Thursday, October 28, 2010

Lofton Carl Morgan Jr.

We interrupt our current series of posts for a guest column by request.

Lofton Carl Morgan Jr.
October 29, 1921 - October 25, 2010

By Nurse Nan

If you read the obituaries yesterday, you may have noted the name "Lofton C. Morgan Jr." You may not have known him, but there was never a time in my life when I didn't. He grew up in Meridian, Mississippi, with his younger brother and his favorite cousin, once embarrassing his parents by asking why they didn't love him enough to include him in their wedding pictures.

Being a junior, he was quickly dubbed Sonny by his family, and later just Son. I never heard him say he didn't like his given names, but he usually referred to himself as "the Morg." As a very young man, his country called and he answered.

While stationed in Honolulu, he and another young man soon found they could make the hours of their long infirmary shifts pass more quickly by enticing the nurse to Jitterbug. Later he slept in two inches of water at Guadalcanal. He vowed, once home, never to sleep anywhere without a real bed and clean sheets and never once accepted an invitation to participate in a camping trip.

After the war, he completed his education and began work with TVA, finally settling in the Shoals area. Once in Florence, he met the love of his life, Mary Lena Fowler, whom he wooed for several years before she agreed to become his wife. To Lofton's great delight and Lena's great embarrassment, I'm told I once cried when I realized they didn't live together. At the age of two, I just assumed this wonderful couple who often graced our home were married. During their courtship, he once entrapped a local Peeping Tom who had dared terrorize Lena's neighborhood. He was a man with a plan.

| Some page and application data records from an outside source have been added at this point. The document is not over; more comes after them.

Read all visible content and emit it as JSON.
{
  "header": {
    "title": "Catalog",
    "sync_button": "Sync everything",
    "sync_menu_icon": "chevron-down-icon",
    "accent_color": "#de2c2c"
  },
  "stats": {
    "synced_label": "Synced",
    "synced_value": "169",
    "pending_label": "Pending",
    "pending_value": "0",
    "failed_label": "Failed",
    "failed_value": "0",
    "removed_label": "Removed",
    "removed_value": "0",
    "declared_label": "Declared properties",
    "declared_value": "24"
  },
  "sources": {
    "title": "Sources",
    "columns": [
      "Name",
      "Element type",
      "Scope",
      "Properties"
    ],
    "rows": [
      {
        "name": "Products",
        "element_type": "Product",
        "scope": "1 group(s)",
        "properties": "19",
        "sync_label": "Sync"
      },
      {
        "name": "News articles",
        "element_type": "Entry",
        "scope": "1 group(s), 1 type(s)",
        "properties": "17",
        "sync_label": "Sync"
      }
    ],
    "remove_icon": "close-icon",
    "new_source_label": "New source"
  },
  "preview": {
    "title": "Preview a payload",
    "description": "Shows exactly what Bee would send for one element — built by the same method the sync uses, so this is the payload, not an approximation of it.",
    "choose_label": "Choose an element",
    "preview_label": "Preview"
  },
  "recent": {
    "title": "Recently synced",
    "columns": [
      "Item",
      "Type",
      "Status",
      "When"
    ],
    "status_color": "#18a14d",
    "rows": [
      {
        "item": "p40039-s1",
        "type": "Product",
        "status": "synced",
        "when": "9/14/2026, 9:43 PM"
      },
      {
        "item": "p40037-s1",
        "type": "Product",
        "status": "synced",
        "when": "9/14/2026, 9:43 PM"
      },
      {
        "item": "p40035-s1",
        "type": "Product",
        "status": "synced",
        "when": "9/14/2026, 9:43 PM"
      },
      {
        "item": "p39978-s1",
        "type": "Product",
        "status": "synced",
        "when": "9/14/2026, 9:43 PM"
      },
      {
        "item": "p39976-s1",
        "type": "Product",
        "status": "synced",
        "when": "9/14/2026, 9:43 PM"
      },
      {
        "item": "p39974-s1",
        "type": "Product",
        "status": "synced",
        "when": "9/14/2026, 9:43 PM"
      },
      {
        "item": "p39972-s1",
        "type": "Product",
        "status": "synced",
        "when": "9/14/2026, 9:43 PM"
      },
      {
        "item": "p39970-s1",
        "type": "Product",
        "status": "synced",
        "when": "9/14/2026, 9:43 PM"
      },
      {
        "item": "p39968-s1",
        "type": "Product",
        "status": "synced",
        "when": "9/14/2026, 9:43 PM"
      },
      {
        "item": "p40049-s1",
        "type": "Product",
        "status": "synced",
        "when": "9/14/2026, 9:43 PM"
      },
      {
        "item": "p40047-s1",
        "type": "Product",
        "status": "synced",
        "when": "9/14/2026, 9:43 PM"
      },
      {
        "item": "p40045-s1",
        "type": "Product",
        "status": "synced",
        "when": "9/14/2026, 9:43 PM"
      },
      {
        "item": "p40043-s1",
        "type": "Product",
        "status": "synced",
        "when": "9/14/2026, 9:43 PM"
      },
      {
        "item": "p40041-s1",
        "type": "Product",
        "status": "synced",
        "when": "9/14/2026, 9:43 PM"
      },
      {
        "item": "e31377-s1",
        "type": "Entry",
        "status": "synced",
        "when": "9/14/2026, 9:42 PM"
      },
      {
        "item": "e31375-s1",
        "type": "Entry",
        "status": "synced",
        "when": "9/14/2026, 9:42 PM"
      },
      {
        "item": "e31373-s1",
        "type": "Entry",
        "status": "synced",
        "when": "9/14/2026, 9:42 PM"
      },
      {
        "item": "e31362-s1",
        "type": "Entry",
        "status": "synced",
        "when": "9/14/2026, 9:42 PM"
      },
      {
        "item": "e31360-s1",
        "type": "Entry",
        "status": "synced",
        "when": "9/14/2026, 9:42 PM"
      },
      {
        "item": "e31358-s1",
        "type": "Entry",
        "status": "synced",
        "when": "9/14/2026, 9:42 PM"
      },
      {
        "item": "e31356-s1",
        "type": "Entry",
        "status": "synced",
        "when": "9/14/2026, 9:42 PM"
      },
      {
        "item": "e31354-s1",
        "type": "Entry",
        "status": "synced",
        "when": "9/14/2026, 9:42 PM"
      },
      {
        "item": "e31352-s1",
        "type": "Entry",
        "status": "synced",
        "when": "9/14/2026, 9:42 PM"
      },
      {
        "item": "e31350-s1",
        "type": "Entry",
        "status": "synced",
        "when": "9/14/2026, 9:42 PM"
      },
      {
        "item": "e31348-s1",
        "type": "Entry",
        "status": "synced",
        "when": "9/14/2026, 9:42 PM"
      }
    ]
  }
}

On March 14, 1959, Lofton married Lena at the First Methodist Church in downtown Florence. She wore a blue ensemble and he his first Austin Reed suit. During the rehearsal, the pianist asked what to play for filler music, and the minister replied, "Hold That Tiger." Their marriage lasted over 51 years.

Lofton became a strong supporter of his adopted hometown, attending many Coffee High School football games and becoming a cornerstone in the choir at Wesley Chapel Methodist Church. After his retirement from TVA, he became a regular volunteer at the Help Center downtown. Each Wednesday he would toil at the very important task of measuring the waist of men's pants while sorting donated items. Perhaps some would have considered this chore too mundane for a man of his education, but he truly enjoyed serving those in need. His favorite days at the center involved helping young children, some who stated they had never had a real toy before.

Even as his health declined, he was often seen at ECM hospital visiting those who were seriously ill. He began to walk with a cane. The last time I saw him, he told me how much he loved me.

Lofton Carl Morgan was not blessed with children, but his memory will live on in those he helped and loved over the years. We should all leave such a legacy.